*** Opening of Data for analysis ***
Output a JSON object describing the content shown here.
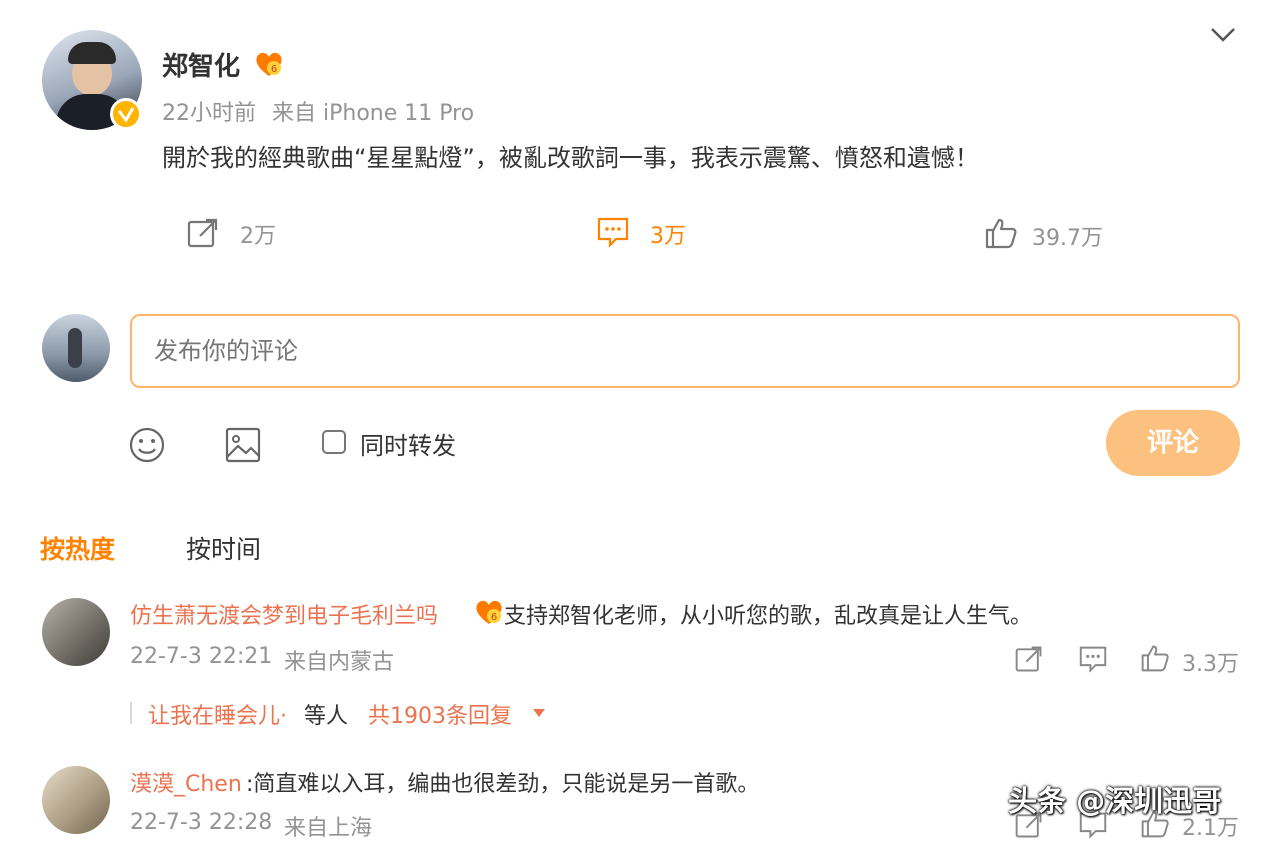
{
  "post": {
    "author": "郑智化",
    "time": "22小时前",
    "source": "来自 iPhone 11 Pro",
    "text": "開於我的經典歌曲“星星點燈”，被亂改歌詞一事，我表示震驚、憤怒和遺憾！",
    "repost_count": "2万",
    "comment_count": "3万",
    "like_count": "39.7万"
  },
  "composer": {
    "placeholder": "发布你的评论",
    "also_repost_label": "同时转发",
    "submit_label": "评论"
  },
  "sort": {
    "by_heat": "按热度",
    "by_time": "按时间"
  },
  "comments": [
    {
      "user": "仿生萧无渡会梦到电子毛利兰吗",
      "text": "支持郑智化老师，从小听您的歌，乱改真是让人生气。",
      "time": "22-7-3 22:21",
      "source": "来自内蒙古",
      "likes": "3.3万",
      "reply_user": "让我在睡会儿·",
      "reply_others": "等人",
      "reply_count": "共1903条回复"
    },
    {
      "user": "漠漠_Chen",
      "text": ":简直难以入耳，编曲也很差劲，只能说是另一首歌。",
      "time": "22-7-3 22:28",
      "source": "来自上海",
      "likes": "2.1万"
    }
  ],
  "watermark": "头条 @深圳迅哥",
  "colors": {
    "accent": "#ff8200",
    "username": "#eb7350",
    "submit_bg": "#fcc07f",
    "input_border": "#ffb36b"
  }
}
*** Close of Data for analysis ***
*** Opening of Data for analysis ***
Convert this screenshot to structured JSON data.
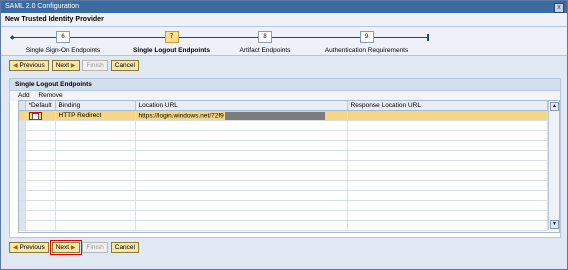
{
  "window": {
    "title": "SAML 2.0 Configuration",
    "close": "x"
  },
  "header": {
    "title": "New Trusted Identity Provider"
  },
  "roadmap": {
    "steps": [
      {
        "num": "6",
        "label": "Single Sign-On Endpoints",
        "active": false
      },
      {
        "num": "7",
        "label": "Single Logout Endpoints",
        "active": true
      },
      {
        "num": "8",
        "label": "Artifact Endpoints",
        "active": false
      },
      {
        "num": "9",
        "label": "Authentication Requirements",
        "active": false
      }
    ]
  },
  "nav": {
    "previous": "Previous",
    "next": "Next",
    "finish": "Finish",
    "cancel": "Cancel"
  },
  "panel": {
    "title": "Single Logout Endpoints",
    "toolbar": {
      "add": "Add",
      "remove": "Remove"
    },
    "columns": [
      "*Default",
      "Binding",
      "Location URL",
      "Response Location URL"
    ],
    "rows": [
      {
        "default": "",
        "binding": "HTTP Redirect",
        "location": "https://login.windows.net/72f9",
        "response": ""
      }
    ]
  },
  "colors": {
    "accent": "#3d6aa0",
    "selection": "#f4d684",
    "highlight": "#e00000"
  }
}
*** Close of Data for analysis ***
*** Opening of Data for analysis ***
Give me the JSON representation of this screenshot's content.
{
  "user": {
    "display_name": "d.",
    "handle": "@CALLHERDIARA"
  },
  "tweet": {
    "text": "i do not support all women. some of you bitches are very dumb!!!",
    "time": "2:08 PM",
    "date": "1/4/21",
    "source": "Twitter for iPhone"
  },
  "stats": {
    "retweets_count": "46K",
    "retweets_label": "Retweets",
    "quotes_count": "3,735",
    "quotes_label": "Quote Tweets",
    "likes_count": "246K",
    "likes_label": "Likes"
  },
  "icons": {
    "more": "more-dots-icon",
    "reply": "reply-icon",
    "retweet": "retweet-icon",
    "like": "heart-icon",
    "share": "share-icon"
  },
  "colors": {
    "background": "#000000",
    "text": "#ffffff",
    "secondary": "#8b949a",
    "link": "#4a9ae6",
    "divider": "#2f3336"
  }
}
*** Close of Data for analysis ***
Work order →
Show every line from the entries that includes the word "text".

Written response →
    "text": "開於我的經典歌曲“星星點燈”，被亂改歌詞一事，我表示震驚、憤怒和遺憾！",
      "text": "支持郑智化老师，从小听您的歌，乱改真是让人生气。",
      "text": ":简直难以入耳，编曲也很差劲，只能说是另一首歌。",
    "text": "i do not support all women. some of you bitches are very dumb!!!",
    "text": "#ffffff",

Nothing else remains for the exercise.